Research mentor: Michelle Gierach, NASA’s Jet Propulsion Laboratory
Community mentors: Brian Bergamaschi and Michael Sauer, U.S. Geological Survey
Using Advanced Radar Remote Sensing Techniques to Measure Subsidence and Levee Instability in the Sacramento-San Joaquin Delta
The Delta Science Fellow will apply techniques she developed to study the dune fields on Titan – Saturn’s largest moon – to monitor very small deformations and movements at and around levees in the Sacramento-San Joaquin Delta. These levees protect freshwater canals and land from flooding due to subsidence and sea level rise. Her project builds on a NASA-funded study, led by her academic mentor, that has used some of the data from NASA’s L-band Uninhabited Aerial Vehicle Synthetic Aperture Radar (UAVSAR) instrument to track levee stability in the delta. The goal of this project is to combine and use all available L-band UAVSAR data to more fully characterize levee stability and movement, as well as seepage of water behind levees. If the work goes as planned, results will help determine underlying processes affecting levee subsidence and movement. Such information would be of great use to water and land management programs in the region.
Research Mentor: Dr. Cathleen E. Jones, NASA Jet Propulsion Laboratory
Community mentor: Joel Dudas, California Department of Water Resources
Seismic deformation potential of peaty organic soils underlying Delta levees
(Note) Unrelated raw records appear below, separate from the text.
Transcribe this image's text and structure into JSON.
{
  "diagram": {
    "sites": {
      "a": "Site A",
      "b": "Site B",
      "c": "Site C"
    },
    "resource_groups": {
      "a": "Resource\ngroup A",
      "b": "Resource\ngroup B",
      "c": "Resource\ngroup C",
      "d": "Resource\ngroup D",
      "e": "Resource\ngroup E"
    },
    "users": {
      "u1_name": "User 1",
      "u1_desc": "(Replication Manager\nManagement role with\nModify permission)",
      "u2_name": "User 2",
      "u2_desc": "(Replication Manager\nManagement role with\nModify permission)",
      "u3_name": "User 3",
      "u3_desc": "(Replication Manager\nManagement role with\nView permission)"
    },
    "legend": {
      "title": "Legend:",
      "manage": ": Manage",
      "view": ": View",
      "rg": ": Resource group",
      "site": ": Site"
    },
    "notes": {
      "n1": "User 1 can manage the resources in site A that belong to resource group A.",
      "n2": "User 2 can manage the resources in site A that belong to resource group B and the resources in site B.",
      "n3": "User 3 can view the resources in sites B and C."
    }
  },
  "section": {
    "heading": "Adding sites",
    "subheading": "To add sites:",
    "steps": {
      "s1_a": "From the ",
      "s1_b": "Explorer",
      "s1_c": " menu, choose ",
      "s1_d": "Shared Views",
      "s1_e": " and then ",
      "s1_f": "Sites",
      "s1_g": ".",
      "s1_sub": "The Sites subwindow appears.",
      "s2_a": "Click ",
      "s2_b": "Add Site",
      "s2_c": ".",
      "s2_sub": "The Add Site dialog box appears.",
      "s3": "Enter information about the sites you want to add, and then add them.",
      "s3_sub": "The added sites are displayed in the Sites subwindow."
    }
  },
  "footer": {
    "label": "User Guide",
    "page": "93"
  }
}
The Delta Science Fellow leading this project will study the post-earthquake volume change (settlement) of peaty soils. Peaty soils are associated with wetlands and contain high amounts of partially decomposed plant debris. These soils underlie many of the region’s earthen levees and their deformation potential is an important factor in seismic hazard assessment. Though the engineering community is well aware of this mechanism’s importance, most previous studies have focused on understanding the post-seismic response of “traditional” soils such as clay and sand. This project will fill a much needed gap in the ability to evaluate levee stability following the next “big one” by looking more closely at peaty soil dynamics. In the project’s first year, the fellow will conduct laboratory tests on peaty soil samples gathered from Sherman Island, the site of a field-scale model levee test in 2011 and 2012, to measure their seismic deformation potential and cyclic deformation potential. The fellow will utilize a digitally controlled simple shear device, recently modified to perform cyclic shearing under realistic field conditions during and after an earthquake. These modifications will greatly enable relevant soil testing. Findings will further refine and improve seismic hazard assessment within the geologic context of the delta.
Research mentor: Scott Brandenberg, UCLA
Community mentor: Curtis Schmutte, professional engineer and consultant
Written by Christina S. Johnson